Nothing may be dropped or added when the entries below are copied.

(Items from an interface collection)
===
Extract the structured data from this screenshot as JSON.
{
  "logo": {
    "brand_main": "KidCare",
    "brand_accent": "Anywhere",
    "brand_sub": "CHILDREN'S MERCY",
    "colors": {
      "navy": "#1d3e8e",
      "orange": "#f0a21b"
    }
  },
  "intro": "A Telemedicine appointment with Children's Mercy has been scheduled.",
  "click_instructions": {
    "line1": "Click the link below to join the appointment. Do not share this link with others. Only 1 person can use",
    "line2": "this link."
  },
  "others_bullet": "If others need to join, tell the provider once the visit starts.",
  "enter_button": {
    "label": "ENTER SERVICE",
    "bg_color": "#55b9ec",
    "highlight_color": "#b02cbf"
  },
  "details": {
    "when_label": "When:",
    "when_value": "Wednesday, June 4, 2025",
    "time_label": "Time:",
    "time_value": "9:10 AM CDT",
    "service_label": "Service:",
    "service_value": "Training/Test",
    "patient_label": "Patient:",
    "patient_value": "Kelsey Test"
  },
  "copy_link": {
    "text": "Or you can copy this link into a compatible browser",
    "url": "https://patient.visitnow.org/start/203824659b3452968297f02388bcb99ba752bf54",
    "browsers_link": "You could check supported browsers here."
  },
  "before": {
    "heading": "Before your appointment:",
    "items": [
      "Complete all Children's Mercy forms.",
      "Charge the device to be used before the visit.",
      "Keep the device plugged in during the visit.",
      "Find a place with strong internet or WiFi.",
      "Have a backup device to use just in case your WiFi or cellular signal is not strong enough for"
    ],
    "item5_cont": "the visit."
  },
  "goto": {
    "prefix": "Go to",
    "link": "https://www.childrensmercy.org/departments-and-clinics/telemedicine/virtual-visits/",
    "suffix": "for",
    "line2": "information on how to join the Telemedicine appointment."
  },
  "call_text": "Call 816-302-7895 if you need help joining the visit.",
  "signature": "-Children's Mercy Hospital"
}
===
■ Written response
Extract the structured data from this screenshot as JSON.
{
  "logo": {
    "brand_main": "KidCare",
    "brand_accent": "Anywhere",
    "brand_sub": "CHILDREN'S MERCY",
    "colors": {
      "navy": "#1d3e8e",
      "orange": "#f0a21b"
    }
  },
  "intro": "A Telemedicine appointment with Children's Mercy has been scheduled.",
  "click_instructions": {
    "line1": "Click the link below to join the appointment. Do not share this link with others. Only 1 person can use",
    "line2": "this link."
  },
  "others_bullet": "If others need to join, tell the provider once the visit starts.",
  "enter_button": {
    "label": "ENTER SERVICE",
    "bg_color": "#55b9ec",
    "highlight_color": "#b02cbf"
  },
  "details": {
    "when_label": "When:",
    "when_value": "Wednesday, June 4, 2025",
    "time_label": "Time:",
    "time_value": "9:10 AM CDT",
    "service_label": "Service:",
    "service_value": "Training/Test",
    "patient_label": "Patient:",
    "patient_value": "Kelsey Test"
  },
  "copy_link": {
    "text": "Or you can copy this link into a compatible browser",
    "url": "https://patient.visitnow.org/start/203824659b3452968297f02388bcb99ba752bf54",
    "browsers_link": "You could check supported browsers here."
  },
  "before": {
    "heading": "Before your appointment:",
    "items": [
      "Complete all Children's Mercy forms.",
      "Charge the device to be used before the visit.",
      "Keep the device plugged in during the visit.",
      "Find a place with strong internet or WiFi.",
      "Have a backup device to use just in case your WiFi or cellular signal is not strong enough for"
    ],
    "item5_cont": "the visit."
  },
  "goto": {
    "prefix": "Go to",
    "link": "https://www.childrensmercy.org/departments-and-clinics/telemedicine/virtual-visits/",
    "suffix": "for",
    "line2": "information on how to join the Telemedicine appointment."
  },
  "call_text": "Call 816-302-7895 if you need help joining the visit.",
  "signature": "-Children's Mercy Hospital"
}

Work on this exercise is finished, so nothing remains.